**Material shown:**

===============

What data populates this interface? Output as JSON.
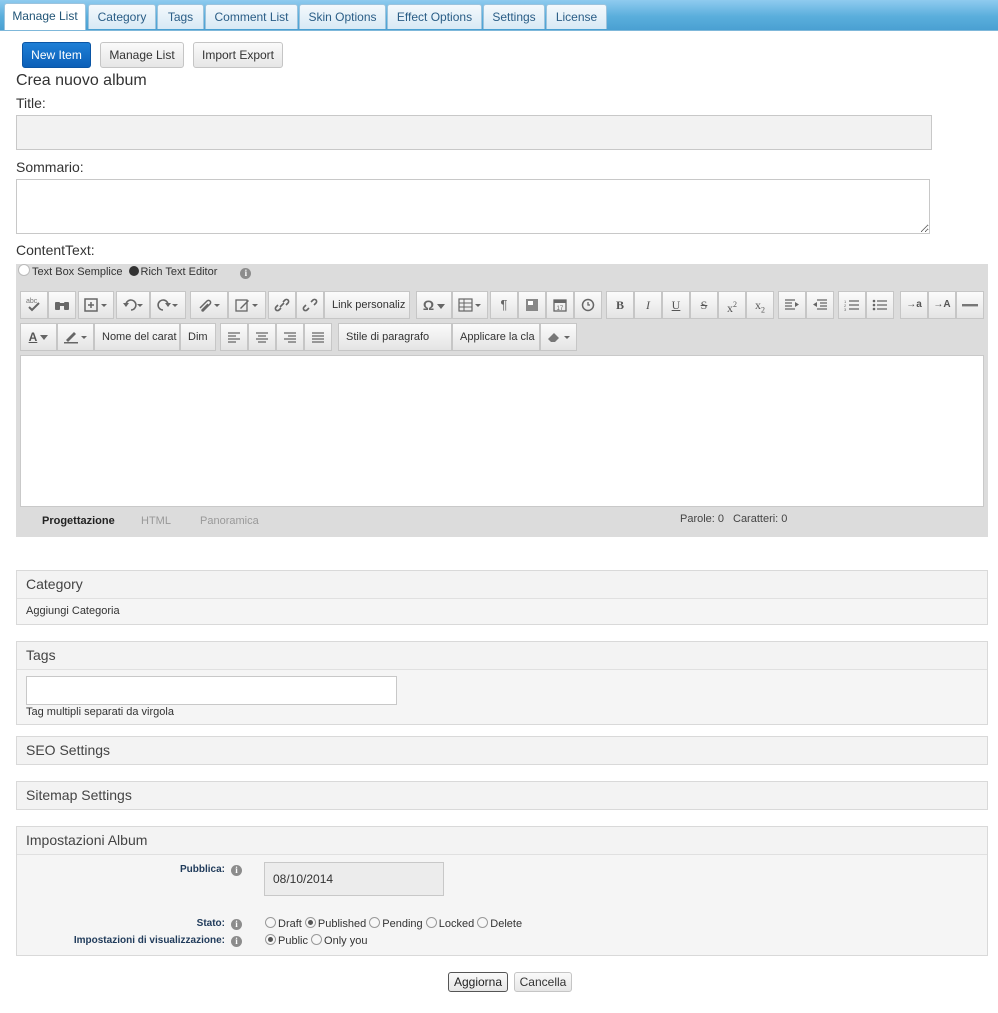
{
  "tabs": [
    "Manage List",
    "Category",
    "Tags",
    "Comment List",
    "Skin Options",
    "Effect Options",
    "Settings",
    "License"
  ],
  "subnav": {
    "new_item": "New Item",
    "manage_list": "Manage List",
    "import_export": "Import Export"
  },
  "heading": "Crea nuovo album",
  "title_label": "Title:",
  "title_value": "",
  "summary_label": "Sommario:",
  "summary_value": "",
  "content_label": "ContentText:",
  "editor_mode": {
    "simple": "Text Box Semplice",
    "rich": "Rich Text Editor",
    "selected": "rich"
  },
  "toolbar": {
    "custom_link": "Link personaliz",
    "font_name": "Nome del carat",
    "font_size": "Dim",
    "paragraph_style": "Stile di paragrafo",
    "apply_class": "Applicare la cla"
  },
  "editor_footer": {
    "design": "Progettazione",
    "html": "HTML",
    "preview": "Panoramica",
    "words": "Parole: 0",
    "chars": "Caratteri: 0"
  },
  "category": {
    "title": "Category",
    "link": "Aggiungi Categoria"
  },
  "tags": {
    "title": "Tags",
    "value": "",
    "hint": "Tag multipli separati da virgola"
  },
  "seo": {
    "title": "SEO Settings"
  },
  "sitemap": {
    "title": "Sitemap Settings"
  },
  "album": {
    "title": "Impostazioni Album",
    "publish_label": "Pubblica:",
    "publish_value": "08/10/2014",
    "status_label": "Stato:",
    "status_options": [
      "Draft",
      "Published",
      "Pending",
      "Locked",
      "Delete"
    ],
    "status_selected": "Published",
    "visibility_label": "Impostazioni di visualizzazione:",
    "visibility_options": [
      "Public",
      "Only you"
    ],
    "visibility_selected": "Public"
  },
  "actions": {
    "update": "Aggiorna",
    "cancel": "Cancella"
  },
  "colors": {
    "primary": "#0b5fb8",
    "tabbar": "#5aaedc",
    "label_navy": "#1f3a5a"
  }
}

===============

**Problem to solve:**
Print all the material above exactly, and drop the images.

**Answer to the problem:**
What data populates this interface? Output as JSON.
{
  "tabs": [
    "Manage List",
    "Category",
    "Tags",
    "Comment List",
    "Skin Options",
    "Effect Options",
    "Settings",
    "License"
  ],
  "subnav": {
    "new_item": "New Item",
    "manage_list": "Manage List",
    "import_export": "Import Export"
  },
  "heading": "Crea nuovo album",
  "title_label": "Title:",
  "title_value": "",
  "summary_label": "Sommario:",
  "summary_value": "",
  "content_label": "ContentText:",
  "editor_mode": {
    "simple": "Text Box Semplice",
    "rich": "Rich Text Editor",
    "selected": "rich"
  },
  "toolbar": {
    "custom_link": "Link personaliz",
    "font_name": "Nome del carat",
    "font_size": "Dim",
    "paragraph_style": "Stile di paragrafo",
    "apply_class": "Applicare la cla"
  },
  "editor_footer": {
    "design": "Progettazione",
    "html": "HTML",
    "preview": "Panoramica",
    "words": "Parole: 0",
    "chars": "Caratteri: 0"
  },
  "category": {
    "title": "Category",
    "link": "Aggiungi Categoria"
  },
  "tags": {
    "title": "Tags",
    "value": "",
    "hint": "Tag multipli separati da virgola"
  },
  "seo": {
    "title": "SEO Settings"
  },
  "sitemap": {
    "title": "Sitemap Settings"
  },
  "album": {
    "title": "Impostazioni Album",
    "publish_label": "Pubblica:",
    "publish_value": "08/10/2014",
    "status_label": "Stato:",
    "status_options": [
      "Draft",
      "Published",
      "Pending",
      "Locked",
      "Delete"
    ],
    "status_selected": "Published",
    "visibility_label": "Impostazioni di visualizzazione:",
    "visibility_options": [
      "Public",
      "Only you"
    ],
    "visibility_selected": "Public"
  },
  "actions": {
    "update": "Aggiorna",
    "cancel": "Cancella"
  },
  "colors": {
    "primary": "#0b5fb8",
    "tabbar": "#5aaedc",
    "label_navy": "#1f3a5a"
  }
}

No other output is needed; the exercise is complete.